# TASK BRIEF
Examine each line in the records below for the word "preview". Report how many lines contain it, and nothing else.

★ ★ ★

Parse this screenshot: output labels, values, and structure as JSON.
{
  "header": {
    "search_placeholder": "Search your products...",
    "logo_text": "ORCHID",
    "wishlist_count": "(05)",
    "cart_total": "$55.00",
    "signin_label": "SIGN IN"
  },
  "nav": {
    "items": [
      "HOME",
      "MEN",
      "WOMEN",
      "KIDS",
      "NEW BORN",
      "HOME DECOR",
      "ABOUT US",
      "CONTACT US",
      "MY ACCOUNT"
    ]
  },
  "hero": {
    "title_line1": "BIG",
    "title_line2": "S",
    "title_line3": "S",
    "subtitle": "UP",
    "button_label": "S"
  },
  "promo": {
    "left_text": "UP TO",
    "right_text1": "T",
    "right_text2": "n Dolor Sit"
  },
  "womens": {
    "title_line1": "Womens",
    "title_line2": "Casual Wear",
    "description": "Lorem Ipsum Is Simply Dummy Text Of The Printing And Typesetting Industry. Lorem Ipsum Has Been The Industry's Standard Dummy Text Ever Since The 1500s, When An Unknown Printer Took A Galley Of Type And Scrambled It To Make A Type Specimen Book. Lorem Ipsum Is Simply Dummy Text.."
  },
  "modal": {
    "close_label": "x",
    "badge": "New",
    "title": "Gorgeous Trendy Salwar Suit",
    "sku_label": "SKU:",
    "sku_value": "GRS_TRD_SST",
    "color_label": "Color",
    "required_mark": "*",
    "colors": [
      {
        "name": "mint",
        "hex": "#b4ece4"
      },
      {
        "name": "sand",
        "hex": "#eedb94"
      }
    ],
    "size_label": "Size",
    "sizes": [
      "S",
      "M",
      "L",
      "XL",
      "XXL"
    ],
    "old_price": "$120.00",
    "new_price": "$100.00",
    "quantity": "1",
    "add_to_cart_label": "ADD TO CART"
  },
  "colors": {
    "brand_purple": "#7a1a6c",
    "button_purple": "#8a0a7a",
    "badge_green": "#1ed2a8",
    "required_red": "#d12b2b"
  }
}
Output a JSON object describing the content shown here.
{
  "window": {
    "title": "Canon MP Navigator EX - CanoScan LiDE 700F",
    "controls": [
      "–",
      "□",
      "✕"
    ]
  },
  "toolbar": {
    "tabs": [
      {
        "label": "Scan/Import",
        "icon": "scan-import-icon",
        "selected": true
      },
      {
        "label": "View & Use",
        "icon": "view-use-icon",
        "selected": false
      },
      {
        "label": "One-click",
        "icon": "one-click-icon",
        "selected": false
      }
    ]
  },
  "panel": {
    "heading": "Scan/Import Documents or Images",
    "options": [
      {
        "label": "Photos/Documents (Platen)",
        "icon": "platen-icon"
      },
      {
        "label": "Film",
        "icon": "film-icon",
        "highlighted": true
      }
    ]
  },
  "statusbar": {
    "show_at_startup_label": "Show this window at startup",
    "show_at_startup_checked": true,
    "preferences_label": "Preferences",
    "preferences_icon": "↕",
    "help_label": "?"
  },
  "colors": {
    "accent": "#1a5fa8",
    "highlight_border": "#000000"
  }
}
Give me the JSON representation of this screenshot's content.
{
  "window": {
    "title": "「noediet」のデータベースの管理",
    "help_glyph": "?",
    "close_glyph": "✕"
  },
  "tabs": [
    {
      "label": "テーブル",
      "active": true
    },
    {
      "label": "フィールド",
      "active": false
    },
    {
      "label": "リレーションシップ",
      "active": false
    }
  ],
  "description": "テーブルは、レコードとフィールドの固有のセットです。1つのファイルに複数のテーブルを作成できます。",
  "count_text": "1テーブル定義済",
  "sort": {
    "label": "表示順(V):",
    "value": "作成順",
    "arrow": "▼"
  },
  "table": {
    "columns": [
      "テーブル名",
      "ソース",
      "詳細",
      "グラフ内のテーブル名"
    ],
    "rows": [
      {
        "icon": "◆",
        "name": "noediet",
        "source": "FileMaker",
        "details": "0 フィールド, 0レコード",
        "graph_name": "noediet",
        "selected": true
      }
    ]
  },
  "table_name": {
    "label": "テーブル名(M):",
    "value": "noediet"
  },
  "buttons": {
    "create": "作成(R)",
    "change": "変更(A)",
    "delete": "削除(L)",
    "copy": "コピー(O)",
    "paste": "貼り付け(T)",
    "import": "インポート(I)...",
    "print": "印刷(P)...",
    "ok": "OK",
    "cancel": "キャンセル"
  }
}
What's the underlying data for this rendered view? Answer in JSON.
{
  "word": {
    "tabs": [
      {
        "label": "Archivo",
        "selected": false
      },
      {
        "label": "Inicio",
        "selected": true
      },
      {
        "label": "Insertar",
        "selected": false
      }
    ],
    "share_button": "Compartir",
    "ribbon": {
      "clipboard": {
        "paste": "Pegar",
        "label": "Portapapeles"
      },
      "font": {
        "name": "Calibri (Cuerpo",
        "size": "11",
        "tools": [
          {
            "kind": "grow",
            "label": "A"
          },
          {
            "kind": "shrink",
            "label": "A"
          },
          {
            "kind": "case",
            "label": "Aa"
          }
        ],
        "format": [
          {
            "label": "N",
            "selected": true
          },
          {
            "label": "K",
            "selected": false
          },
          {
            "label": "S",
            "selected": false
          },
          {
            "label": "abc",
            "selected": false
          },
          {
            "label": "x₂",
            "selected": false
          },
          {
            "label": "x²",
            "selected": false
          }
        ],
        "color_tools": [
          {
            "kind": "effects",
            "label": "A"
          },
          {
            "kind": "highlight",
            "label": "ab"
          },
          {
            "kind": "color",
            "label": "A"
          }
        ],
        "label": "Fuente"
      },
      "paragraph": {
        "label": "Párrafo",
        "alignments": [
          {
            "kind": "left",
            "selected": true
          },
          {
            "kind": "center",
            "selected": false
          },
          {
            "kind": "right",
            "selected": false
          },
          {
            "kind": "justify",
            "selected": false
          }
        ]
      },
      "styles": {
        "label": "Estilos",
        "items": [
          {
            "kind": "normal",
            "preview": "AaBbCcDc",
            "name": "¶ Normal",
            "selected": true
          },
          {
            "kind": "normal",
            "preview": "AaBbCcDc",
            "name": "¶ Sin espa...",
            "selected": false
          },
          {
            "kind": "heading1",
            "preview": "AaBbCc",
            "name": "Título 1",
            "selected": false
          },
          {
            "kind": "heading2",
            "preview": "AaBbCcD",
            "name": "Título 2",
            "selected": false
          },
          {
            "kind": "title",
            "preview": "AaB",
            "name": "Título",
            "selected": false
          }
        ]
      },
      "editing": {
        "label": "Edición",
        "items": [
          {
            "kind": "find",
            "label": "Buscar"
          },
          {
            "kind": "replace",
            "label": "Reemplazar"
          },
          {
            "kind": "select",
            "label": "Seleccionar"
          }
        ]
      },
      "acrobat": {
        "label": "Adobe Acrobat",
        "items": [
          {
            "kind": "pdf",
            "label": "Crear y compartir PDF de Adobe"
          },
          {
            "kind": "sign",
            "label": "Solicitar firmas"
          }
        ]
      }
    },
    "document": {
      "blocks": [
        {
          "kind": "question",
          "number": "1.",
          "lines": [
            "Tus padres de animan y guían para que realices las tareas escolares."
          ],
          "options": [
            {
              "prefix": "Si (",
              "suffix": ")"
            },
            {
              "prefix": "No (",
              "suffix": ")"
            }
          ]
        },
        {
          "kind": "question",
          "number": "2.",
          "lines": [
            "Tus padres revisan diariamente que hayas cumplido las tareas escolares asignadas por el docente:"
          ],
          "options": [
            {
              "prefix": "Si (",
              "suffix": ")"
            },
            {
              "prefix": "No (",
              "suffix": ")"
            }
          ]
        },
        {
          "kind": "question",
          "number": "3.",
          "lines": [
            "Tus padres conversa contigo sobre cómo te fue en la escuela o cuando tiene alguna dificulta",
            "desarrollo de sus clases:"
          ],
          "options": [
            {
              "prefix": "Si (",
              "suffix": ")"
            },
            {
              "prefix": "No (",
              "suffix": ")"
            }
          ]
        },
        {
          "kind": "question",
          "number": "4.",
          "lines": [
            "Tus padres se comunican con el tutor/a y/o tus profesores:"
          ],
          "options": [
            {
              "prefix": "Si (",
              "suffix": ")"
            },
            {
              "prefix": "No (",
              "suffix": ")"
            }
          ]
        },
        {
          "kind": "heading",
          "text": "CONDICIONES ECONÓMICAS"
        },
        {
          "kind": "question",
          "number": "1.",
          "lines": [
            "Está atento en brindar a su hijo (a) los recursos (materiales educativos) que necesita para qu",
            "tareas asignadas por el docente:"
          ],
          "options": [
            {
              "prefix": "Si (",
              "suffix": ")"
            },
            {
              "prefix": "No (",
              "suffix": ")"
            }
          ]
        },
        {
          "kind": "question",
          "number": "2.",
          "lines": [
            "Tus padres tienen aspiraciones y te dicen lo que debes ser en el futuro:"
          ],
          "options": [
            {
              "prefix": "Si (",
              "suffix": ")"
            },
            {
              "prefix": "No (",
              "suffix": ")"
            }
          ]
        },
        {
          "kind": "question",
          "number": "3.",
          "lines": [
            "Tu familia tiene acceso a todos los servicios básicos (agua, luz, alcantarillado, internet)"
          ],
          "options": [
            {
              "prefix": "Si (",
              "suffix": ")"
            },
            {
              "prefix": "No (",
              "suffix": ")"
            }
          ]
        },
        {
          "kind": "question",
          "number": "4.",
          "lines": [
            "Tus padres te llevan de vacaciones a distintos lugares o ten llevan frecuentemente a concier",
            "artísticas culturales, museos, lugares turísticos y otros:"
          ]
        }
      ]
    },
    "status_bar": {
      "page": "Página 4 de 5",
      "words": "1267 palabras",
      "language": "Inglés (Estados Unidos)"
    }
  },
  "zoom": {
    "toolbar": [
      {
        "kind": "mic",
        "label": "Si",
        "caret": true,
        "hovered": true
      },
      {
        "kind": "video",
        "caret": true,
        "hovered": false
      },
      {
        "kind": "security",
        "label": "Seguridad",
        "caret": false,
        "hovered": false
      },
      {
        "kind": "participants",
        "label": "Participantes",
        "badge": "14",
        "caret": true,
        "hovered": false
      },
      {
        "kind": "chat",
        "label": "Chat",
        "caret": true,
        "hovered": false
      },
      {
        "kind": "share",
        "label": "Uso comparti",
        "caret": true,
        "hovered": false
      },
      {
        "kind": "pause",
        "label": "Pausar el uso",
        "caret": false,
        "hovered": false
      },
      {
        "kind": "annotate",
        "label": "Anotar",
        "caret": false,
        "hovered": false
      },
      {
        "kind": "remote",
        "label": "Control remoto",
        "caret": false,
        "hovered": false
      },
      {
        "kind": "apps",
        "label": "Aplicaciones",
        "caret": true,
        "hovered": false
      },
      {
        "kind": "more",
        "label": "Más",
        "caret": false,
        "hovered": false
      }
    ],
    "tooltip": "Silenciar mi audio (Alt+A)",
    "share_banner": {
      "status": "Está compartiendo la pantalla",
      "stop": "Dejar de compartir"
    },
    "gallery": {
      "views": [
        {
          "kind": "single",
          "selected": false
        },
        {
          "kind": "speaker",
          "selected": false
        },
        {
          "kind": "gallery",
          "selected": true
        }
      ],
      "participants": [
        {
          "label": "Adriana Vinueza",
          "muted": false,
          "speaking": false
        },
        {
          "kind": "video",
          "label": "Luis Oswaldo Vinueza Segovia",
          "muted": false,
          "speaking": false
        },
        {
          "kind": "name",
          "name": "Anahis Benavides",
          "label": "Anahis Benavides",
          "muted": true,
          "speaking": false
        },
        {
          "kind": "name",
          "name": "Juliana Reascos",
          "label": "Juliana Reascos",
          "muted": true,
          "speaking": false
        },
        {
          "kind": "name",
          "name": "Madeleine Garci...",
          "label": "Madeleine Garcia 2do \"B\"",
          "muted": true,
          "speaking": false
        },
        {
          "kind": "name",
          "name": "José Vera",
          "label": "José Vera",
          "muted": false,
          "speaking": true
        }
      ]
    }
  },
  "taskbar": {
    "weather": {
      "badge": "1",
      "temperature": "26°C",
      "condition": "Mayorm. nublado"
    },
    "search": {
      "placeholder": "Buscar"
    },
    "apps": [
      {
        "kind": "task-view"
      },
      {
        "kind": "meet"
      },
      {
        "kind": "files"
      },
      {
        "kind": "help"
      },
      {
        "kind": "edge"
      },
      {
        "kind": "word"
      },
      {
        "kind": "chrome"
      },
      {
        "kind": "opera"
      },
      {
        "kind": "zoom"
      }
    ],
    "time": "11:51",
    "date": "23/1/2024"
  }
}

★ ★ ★

# OUTPUT FOR THIS EXERCISE
5